Like the other children, he has overcome unthinkable hardships and abuse. I find it hard to give him advice when I should be asking him how to be so strong and brave. While I urge him to study, I know he must also help at the orphanage. All the children must draw water from the well—a well that is farther away from the orphanage than the other ones that have gone dry. The children carry bucket after bucket as the moon hangs low and the sky grows dark: one bucket for bathing, one for washing school clothes, one for the kitchen.

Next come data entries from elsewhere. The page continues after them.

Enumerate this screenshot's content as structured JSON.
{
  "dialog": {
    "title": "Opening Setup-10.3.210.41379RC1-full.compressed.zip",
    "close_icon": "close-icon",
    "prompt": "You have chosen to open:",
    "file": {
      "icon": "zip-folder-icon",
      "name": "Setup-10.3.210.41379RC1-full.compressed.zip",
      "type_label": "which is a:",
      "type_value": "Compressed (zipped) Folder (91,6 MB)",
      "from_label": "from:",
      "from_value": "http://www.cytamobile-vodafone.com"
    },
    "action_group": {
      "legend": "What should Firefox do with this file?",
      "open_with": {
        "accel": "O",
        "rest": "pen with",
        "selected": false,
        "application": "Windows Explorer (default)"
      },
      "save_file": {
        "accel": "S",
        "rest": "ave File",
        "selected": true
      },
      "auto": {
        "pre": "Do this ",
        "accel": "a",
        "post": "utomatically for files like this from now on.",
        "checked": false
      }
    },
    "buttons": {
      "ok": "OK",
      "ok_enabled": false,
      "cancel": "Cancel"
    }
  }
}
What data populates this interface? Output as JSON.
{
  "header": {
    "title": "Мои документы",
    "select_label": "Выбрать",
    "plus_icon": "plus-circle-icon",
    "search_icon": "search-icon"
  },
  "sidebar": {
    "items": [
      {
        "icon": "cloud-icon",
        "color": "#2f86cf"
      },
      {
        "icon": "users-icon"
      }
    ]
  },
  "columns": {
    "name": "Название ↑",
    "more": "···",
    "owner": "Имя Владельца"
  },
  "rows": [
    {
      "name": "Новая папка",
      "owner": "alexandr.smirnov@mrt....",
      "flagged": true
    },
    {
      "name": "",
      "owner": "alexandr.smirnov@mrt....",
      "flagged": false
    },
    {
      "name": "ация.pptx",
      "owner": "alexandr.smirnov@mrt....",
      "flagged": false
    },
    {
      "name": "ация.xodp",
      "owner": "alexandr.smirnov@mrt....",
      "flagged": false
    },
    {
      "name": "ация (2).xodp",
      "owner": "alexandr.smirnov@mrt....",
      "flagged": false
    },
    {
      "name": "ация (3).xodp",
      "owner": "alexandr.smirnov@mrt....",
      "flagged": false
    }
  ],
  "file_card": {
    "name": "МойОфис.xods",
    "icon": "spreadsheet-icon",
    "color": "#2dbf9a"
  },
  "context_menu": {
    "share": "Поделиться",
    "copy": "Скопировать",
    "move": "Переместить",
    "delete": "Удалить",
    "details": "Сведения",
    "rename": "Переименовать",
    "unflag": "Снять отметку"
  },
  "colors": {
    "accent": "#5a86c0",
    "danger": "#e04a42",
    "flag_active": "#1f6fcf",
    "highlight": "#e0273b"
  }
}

Before I go back to South Africa, I ask Paula how New Dawn Rotary Club in Johannesburg can help her. The Club is planning a holiday dinner in December to raise money for Murwira Children’s home. Paula says that only a thousand dollars would pay for a drip irrigation system for the vegetable garden. Now they are wasting fuel, which is getting more and more expensive, hauling water from the river to the orphanage in drums in the back of a truck. I tell her we will raise what we can, and she is happy to hear it. More vegetables would help ease the high groceries bills and potentially bring in a small income for the orphanage. The small request could have great benefits. Still, they need more.